    This goes deeper than probing to find out potential customers’ issues and desires. By conducting research and having fruitful conversations, you can get a sense of their situation and show how your solution translates into actual, concrete value for your clients and their unique, current business situation.

  4. Know your own value – including differentiation.

    Many of the suggestions here involve using the buyer as a vector of value determination – which is the simplest and easiest way of doing it. But you should also know what the value of your offerings is, and that includes knowing the points of differentiation (however few or small) from your competition.

    While buyers have more research and information than ever before, they don’t have your industry and field expertise.
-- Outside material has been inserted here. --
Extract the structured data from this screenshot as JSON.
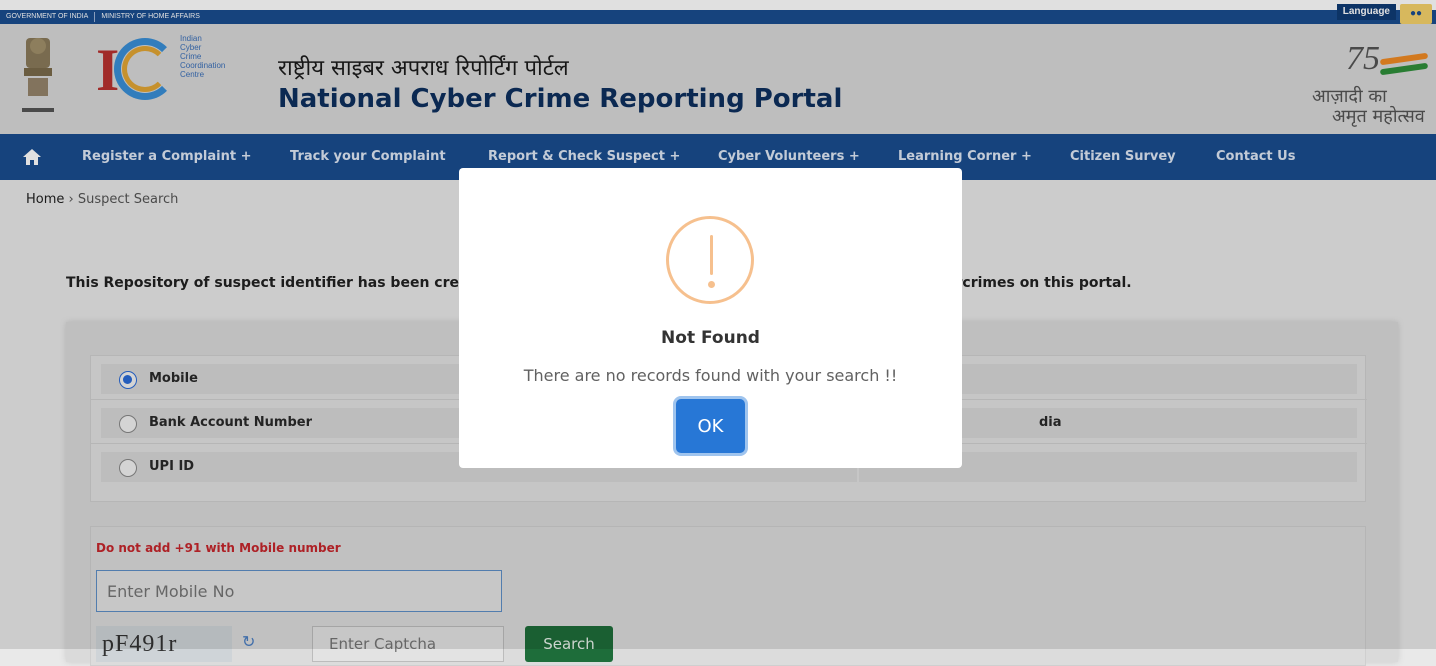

As a sales professional, your specialized knowledge allows you to help the buyer frame and contextualize the information they’ve found within the scope of their needs.
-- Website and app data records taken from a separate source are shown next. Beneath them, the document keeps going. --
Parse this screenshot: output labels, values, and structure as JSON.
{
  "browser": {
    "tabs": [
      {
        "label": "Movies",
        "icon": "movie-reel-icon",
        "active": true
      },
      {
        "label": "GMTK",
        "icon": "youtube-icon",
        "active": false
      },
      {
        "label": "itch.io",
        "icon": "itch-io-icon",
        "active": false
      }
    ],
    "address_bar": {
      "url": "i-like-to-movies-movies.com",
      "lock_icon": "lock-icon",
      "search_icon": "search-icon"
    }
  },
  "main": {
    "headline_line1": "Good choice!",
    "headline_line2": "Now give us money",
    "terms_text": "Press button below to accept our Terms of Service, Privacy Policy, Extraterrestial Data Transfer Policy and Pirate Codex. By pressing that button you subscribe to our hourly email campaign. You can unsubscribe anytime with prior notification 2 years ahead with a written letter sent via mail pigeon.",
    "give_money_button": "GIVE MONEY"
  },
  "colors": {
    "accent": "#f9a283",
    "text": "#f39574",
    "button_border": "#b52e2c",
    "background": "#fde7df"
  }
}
    So while a prospect might know, for example, that there’s 25 different vendors that produce and sell corporate accounting software, they might not be aware of the criteria that will help them select the best one.

  5. The relationships you foster are their own value – and the emotional connections can win you deals.

    I’ve alluded to this in the previous point, but relationship-building is one of the best skills you can acquire in a commoditized sales world. It establishes an emotional connection, builds credibility, and makes you as a Trusted Advisor part of the selling on value package.

    It’s a philosophy we preach ourselves. If we know we’re not the right fit for you, we’ll point you in the direction of options we believe are. It’s a policy that works – we’ve had numerous clients who weren’t a match, but who appreciated our honesty and help, and later linked up with us as their situation changed and we became the best option.

Even though we’re in a time where everything imaginable is a commodity, people still buy products and services every day. The key lies in shifting from a price-focused mindset to one based on value. And remember this final takeaway: when you sell on price, price will be all the buyer cares about. And no one wins then.